Data records for software interfaces:
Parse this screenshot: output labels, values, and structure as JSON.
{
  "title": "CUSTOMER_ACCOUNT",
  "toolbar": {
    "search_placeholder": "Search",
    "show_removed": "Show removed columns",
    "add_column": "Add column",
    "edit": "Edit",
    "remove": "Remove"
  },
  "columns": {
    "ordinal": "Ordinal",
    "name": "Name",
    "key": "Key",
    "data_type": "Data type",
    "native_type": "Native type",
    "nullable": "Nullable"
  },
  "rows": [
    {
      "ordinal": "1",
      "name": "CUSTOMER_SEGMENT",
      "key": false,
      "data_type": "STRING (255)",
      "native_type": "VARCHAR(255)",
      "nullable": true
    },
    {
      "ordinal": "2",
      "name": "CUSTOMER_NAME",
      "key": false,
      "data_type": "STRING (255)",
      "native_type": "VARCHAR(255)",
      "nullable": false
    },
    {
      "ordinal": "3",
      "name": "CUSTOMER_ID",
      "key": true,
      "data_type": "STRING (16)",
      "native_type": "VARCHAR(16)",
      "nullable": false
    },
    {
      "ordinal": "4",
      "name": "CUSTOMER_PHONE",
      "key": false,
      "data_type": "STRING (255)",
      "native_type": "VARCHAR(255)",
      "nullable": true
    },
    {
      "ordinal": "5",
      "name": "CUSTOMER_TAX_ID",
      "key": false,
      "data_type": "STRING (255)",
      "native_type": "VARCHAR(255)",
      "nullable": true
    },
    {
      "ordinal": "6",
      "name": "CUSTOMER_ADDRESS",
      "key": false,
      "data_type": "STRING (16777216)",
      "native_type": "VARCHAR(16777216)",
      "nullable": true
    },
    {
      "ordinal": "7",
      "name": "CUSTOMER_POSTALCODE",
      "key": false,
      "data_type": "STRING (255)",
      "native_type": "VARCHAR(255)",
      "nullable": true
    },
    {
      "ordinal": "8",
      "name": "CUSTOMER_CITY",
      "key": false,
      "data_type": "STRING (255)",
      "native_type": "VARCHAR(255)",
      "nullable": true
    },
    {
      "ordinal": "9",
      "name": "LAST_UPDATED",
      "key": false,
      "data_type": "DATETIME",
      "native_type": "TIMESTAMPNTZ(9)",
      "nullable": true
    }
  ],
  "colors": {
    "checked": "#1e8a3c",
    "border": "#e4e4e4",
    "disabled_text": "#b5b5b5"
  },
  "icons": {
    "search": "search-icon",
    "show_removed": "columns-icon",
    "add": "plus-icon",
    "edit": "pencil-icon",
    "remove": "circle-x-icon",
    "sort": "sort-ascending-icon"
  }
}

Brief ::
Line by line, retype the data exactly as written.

Completed task ::
Parse this screenshot: output labels, values, and structure as JSON.
{
  "title": "CUSTOMER_ACCOUNT",
  "toolbar": {
    "search_placeholder": "Search",
    "show_removed": "Show removed columns",
    "add_column": "Add column",
    "edit": "Edit",
    "remove": "Remove"
  },
  "columns": {
    "ordinal": "Ordinal",
    "name": "Name",
    "key": "Key",
    "data_type": "Data type",
    "native_type": "Native type",
    "nullable": "Nullable"
  },
  "rows": [
    {
      "ordinal": "1",
      "name": "CUSTOMER_SEGMENT",
      "key": false,
      "data_type": "STRING (255)",
      "native_type": "VARCHAR(255)",
      "nullable": true
    },
    {
      "ordinal": "2",
      "name": "CUSTOMER_NAME",
      "key": false,
      "data_type": "STRING (255)",
      "native_type": "VARCHAR(255)",
      "nullable": false
    },
    {
      "ordinal": "3",
      "name": "CUSTOMER_ID",
      "key": true,
      "data_type": "STRING (16)",
      "native_type": "VARCHAR(16)",
      "nullable": false
    },
    {
      "ordinal": "4",
      "name": "CUSTOMER_PHONE",
      "key": false,
      "data_type": "STRING (255)",
      "native_type": "VARCHAR(255)",
      "nullable": true
    },
    {
      "ordinal": "5",
      "name": "CUSTOMER_TAX_ID",
      "key": false,
      "data_type": "STRING (255)",
      "native_type": "VARCHAR(255)",
      "nullable": true
    },
    {
      "ordinal": "6",
      "name": "CUSTOMER_ADDRESS",
      "key": false,
      "data_type": "STRING (16777216)",
      "native_type": "VARCHAR(16777216)",
      "nullable": true
    },
    {
      "ordinal": "7",
      "name": "CUSTOMER_POSTALCODE",
      "key": false,
      "data_type": "STRING (255)",
      "native_type": "VARCHAR(255)",
      "nullable": true
    },
    {
      "ordinal": "8",
      "name": "CUSTOMER_CITY",
      "key": false,
      "data_type": "STRING (255)",
      "native_type": "VARCHAR(255)",
      "nullable": true
    },
    {
      "ordinal": "9",
      "name": "LAST_UPDATED",
      "key": false,
      "data_type": "DATETIME",
      "native_type": "TIMESTAMPNTZ(9)",
      "nullable": true
    }
  ],
  "colors": {
    "checked": "#1e8a3c",
    "border": "#e4e4e4",
    "disabled_text": "#b5b5b5"
  },
  "icons": {
    "search": "search-icon",
    "show_removed": "columns-icon",
    "add": "plus-icon",
    "edit": "pencil-icon",
    "remove": "circle-x-icon",
    "sort": "sort-ascending-icon"
  }
}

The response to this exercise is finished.